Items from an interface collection
==================================================
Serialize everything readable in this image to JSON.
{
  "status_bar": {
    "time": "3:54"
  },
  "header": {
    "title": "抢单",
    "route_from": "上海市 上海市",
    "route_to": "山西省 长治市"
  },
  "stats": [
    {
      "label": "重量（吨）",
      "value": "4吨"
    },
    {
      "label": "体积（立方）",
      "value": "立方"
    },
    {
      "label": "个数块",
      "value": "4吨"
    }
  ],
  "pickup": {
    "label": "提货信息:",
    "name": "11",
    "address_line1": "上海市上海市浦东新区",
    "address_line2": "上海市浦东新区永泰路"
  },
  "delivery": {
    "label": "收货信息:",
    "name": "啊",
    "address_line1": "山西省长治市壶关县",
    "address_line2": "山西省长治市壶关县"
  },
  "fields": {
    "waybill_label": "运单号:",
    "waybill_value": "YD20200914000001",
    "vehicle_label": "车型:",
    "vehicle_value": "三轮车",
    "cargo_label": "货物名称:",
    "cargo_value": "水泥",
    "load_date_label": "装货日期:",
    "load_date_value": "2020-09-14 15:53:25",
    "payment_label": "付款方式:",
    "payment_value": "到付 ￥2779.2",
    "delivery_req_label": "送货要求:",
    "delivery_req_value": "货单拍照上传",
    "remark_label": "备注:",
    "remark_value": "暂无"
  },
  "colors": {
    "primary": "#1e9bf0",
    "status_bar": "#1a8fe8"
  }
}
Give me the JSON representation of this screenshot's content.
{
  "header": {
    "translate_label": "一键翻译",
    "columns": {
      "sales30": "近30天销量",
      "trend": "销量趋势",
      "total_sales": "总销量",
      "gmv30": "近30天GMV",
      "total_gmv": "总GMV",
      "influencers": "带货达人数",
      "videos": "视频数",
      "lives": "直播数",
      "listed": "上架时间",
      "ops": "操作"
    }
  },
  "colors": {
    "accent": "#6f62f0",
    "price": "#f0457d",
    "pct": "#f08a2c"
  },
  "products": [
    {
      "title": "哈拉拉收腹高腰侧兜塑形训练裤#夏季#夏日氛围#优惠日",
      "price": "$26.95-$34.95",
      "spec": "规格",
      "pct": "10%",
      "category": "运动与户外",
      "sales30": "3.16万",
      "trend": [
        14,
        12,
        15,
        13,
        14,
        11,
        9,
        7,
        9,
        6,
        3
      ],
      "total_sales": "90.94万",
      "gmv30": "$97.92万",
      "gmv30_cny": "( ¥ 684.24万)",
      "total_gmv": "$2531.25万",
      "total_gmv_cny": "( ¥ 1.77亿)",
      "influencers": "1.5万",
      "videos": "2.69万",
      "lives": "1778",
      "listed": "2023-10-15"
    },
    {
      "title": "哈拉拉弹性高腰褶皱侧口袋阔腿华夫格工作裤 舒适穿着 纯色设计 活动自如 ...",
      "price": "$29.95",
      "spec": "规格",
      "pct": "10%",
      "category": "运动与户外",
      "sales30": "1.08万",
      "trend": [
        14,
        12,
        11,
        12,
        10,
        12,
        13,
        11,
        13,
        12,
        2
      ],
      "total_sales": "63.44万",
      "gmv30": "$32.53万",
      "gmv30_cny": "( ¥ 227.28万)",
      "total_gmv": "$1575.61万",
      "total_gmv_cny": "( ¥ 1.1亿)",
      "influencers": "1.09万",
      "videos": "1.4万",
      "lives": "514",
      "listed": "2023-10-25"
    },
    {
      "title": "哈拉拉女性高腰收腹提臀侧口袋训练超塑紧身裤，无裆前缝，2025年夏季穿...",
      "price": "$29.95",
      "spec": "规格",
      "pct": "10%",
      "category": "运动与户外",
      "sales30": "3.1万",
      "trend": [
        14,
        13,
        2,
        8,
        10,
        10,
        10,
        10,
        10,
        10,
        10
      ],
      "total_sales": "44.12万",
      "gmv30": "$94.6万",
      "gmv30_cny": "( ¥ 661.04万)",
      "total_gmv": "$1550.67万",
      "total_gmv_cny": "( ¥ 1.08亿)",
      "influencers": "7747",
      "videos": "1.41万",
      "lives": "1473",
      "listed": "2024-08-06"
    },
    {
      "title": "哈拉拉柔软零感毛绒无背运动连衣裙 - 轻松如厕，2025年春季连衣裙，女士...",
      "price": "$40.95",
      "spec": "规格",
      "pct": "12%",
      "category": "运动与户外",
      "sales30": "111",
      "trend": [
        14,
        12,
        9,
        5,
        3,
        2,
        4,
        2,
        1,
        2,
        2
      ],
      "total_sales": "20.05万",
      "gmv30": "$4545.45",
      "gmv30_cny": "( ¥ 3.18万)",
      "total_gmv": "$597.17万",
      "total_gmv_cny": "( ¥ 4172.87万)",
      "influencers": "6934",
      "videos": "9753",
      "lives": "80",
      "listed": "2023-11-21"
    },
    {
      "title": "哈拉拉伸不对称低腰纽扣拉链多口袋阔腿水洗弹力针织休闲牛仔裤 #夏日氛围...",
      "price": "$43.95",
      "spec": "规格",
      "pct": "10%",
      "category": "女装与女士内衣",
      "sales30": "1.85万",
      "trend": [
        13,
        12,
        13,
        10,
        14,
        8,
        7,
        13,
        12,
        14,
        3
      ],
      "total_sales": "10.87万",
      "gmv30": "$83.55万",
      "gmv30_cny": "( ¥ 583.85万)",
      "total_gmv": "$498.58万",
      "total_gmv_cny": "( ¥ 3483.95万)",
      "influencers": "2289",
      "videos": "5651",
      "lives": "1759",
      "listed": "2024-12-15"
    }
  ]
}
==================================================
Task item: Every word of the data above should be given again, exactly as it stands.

Solution below:
Serialize everything readable in this image to JSON.
{
  "status_bar": {
    "time": "3:54"
  },
  "header": {
    "title": "抢单",
    "route_from": "上海市 上海市",
    "route_to": "山西省 长治市"
  },
  "stats": [
    {
      "label": "重量（吨）",
      "value": "4吨"
    },
    {
      "label": "体积（立方）",
      "value": "立方"
    },
    {
      "label": "个数块",
      "value": "4吨"
    }
  ],
  "pickup": {
    "label": "提货信息:",
    "name": "11",
    "address_line1": "上海市上海市浦东新区",
    "address_line2": "上海市浦东新区永泰路"
  },
  "delivery": {
    "label": "收货信息:",
    "name": "啊",
    "address_line1": "山西省长治市壶关县",
    "address_line2": "山西省长治市壶关县"
  },
  "fields": {
    "waybill_label": "运单号:",
    "waybill_value": "YD20200914000001",
    "vehicle_label": "车型:",
    "vehicle_value": "三轮车",
    "cargo_label": "货物名称:",
    "cargo_value": "水泥",
    "load_date_label": "装货日期:",
    "load_date_value": "2020-09-14 15:53:25",
    "payment_label": "付款方式:",
    "payment_value": "到付 ￥2779.2",
    "delivery_req_label": "送货要求:",
    "delivery_req_value": "货单拍照上传",
    "remark_label": "备注:",
    "remark_value": "暂无"
  },
  "colors": {
    "primary": "#1e9bf0",
    "status_bar": "#1a8fe8"
  }
}
Give me the JSON representation of this screenshot's content.
{
  "header": {
    "translate_label": "一键翻译",
    "columns": {
      "sales30": "近30天销量",
      "trend": "销量趋势",
      "total_sales": "总销量",
      "gmv30": "近30天GMV",
      "total_gmv": "总GMV",
      "influencers": "带货达人数",
      "videos": "视频数",
      "lives": "直播数",
      "listed": "上架时间",
      "ops": "操作"
    }
  },
  "colors": {
    "accent": "#6f62f0",
    "price": "#f0457d",
    "pct": "#f08a2c"
  },
  "products": [
    {
      "title": "哈拉拉收腹高腰侧兜塑形训练裤#夏季#夏日氛围#优惠日",
      "price": "$26.95-$34.95",
      "spec": "规格",
      "pct": "10%",
      "category": "运动与户外",
      "sales30": "3.16万",
      "trend": [
        14,
        12,
        15,
        13,
        14,
        11,
        9,
        7,
        9,
        6,
        3
      ],
      "total_sales": "90.94万",
      "gmv30": "$97.92万",
      "gmv30_cny": "( ¥ 684.24万)",
      "total_gmv": "$2531.25万",
      "total_gmv_cny": "( ¥ 1.77亿)",
      "influencers": "1.5万",
      "videos": "2.69万",
      "lives": "1778",
      "listed": "2023-10-15"
    },
    {
      "title": "哈拉拉弹性高腰褶皱侧口袋阔腿华夫格工作裤 舒适穿着 纯色设计 活动自如 ...",
      "price": "$29.95",
      "spec": "规格",
      "pct": "10%",
      "category": "运动与户外",
      "sales30": "1.08万",
      "trend": [
        14,
        12,
        11,
        12,
        10,
        12,
        13,
        11,
        13,
        12,
        2
      ],
      "total_sales": "63.44万",
      "gmv30": "$32.53万",
      "gmv30_cny": "( ¥ 227.28万)",
      "total_gmv": "$1575.61万",
      "total_gmv_cny": "( ¥ 1.1亿)",
      "influencers": "1.09万",
      "videos": "1.4万",
      "lives": "514",
      "listed": "2023-10-25"
    },
    {
      "title": "哈拉拉女性高腰收腹提臀侧口袋训练超塑紧身裤，无裆前缝，2025年夏季穿...",
      "price": "$29.95",
      "spec": "规格",
      "pct": "10%",
      "category": "运动与户外",
      "sales30": "3.1万",
      "trend": [
        14,
        13,
        2,
        8,
        10,
        10,
        10,
        10,
        10,
        10,
        10
      ],
      "total_sales": "44.12万",
      "gmv30": "$94.6万",
      "gmv30_cny": "( ¥ 661.04万)",
      "total_gmv": "$1550.67万",
      "total_gmv_cny": "( ¥ 1.08亿)",
      "influencers": "7747",
      "videos": "1.41万",
      "lives": "1473",
      "listed": "2024-08-06"
    },
    {
      "title": "哈拉拉柔软零感毛绒无背运动连衣裙 - 轻松如厕，2025年春季连衣裙，女士...",
      "price": "$40.95",
      "spec": "规格",
      "pct": "12%",
      "category": "运动与户外",
      "sales30": "111",
      "trend": [
        14,
        12,
        9,
        5,
        3,
        2,
        4,
        2,
        1,
        2,
        2
      ],
      "total_sales": "20.05万",
      "gmv30": "$4545.45",
      "gmv30_cny": "( ¥ 3.18万)",
      "total_gmv": "$597.17万",
      "total_gmv_cny": "( ¥ 4172.87万)",
      "influencers": "6934",
      "videos": "9753",
      "lives": "80",
      "listed": "2023-11-21"
    },
    {
      "title": "哈拉拉伸不对称低腰纽扣拉链多口袋阔腿水洗弹力针织休闲牛仔裤 #夏日氛围...",
      "price": "$43.95",
      "spec": "规格",
      "pct": "10%",
      "category": "女装与女士内衣",
      "sales30": "1.85万",
      "trend": [
        13,
        12,
        13,
        10,
        14,
        8,
        7,
        13,
        12,
        14,
        3
      ],
      "total_sales": "10.87万",
      "gmv30": "$83.55万",
      "gmv30_cny": "( ¥ 583.85万)",
      "total_gmv": "$498.58万",
      "total_gmv_cny": "( ¥ 3483.95万)",
      "influencers": "2289",
      "videos": "5651",
      "lives": "1759",
      "listed": "2024-12-15"
    }
  ]
}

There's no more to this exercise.